Source material:
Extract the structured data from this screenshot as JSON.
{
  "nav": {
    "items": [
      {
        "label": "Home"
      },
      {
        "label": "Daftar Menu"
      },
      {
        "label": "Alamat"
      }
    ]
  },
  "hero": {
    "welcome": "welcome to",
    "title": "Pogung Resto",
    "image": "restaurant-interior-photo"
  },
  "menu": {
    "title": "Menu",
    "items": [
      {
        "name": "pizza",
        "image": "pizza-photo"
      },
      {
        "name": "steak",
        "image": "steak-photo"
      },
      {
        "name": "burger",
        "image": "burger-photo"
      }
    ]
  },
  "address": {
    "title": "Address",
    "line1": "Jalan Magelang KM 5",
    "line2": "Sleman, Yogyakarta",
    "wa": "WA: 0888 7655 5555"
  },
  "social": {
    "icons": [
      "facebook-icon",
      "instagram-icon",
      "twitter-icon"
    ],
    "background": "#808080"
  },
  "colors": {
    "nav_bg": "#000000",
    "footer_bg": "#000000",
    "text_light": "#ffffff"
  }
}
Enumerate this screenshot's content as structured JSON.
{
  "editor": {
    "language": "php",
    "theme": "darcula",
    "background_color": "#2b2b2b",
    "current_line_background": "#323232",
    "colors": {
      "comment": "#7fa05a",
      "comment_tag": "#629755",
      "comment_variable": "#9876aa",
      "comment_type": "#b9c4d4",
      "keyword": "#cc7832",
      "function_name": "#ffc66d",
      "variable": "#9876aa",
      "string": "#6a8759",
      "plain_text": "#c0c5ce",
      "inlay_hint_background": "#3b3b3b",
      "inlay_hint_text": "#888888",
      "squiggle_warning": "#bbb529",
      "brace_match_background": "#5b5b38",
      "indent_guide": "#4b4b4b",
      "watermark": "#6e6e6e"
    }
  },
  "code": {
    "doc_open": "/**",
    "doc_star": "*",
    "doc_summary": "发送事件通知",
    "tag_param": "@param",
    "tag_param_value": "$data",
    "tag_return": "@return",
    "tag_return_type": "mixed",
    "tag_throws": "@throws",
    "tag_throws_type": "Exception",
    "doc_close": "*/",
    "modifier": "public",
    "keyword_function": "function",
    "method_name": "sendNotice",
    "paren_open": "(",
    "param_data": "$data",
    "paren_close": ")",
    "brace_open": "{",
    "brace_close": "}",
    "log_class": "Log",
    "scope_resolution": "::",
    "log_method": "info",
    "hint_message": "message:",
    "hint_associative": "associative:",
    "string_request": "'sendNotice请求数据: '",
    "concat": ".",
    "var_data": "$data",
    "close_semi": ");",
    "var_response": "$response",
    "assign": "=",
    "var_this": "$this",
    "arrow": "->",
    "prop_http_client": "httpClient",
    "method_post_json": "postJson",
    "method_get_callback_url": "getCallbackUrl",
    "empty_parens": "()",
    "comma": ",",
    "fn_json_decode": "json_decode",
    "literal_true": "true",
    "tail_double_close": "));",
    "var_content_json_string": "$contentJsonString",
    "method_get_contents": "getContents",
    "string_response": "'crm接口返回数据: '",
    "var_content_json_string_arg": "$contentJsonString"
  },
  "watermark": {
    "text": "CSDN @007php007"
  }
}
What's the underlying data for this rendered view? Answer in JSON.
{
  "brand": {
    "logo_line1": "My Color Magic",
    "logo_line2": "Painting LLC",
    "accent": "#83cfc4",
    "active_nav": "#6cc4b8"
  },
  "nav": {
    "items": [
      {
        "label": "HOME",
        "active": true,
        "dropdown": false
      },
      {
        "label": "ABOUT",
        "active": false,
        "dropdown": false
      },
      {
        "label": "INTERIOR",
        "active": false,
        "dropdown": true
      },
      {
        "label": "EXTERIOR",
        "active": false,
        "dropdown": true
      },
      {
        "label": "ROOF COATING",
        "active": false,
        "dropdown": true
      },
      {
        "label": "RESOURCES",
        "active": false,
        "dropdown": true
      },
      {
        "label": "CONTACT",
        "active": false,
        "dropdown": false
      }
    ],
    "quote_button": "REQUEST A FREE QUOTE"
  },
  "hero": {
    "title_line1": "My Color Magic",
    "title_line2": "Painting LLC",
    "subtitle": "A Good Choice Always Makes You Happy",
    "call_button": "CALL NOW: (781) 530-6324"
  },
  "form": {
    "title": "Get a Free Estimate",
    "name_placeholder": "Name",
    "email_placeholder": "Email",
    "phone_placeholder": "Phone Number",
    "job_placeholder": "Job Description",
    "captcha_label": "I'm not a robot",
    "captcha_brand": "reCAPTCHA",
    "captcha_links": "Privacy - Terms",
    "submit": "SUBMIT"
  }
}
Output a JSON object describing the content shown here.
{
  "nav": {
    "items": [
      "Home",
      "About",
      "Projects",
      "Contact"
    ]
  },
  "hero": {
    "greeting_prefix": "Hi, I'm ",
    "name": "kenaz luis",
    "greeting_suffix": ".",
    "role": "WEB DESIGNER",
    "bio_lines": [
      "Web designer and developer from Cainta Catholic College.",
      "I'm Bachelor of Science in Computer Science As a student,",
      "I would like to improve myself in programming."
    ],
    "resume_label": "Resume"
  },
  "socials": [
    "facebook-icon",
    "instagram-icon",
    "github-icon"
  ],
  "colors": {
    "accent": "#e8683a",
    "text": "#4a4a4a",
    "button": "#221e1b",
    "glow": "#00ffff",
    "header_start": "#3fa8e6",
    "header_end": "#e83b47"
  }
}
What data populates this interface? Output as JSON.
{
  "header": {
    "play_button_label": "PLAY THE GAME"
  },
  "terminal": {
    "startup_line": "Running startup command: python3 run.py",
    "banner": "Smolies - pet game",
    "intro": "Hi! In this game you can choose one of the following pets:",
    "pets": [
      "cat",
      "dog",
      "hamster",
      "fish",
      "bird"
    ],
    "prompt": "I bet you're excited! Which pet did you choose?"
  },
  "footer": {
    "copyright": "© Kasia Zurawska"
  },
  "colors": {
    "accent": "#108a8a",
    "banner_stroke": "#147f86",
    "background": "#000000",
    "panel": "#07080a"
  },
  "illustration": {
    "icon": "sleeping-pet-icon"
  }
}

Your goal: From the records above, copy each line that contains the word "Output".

Task response:
Output a JSON object describing the content shown here.
What data populates this interface? Output as JSON.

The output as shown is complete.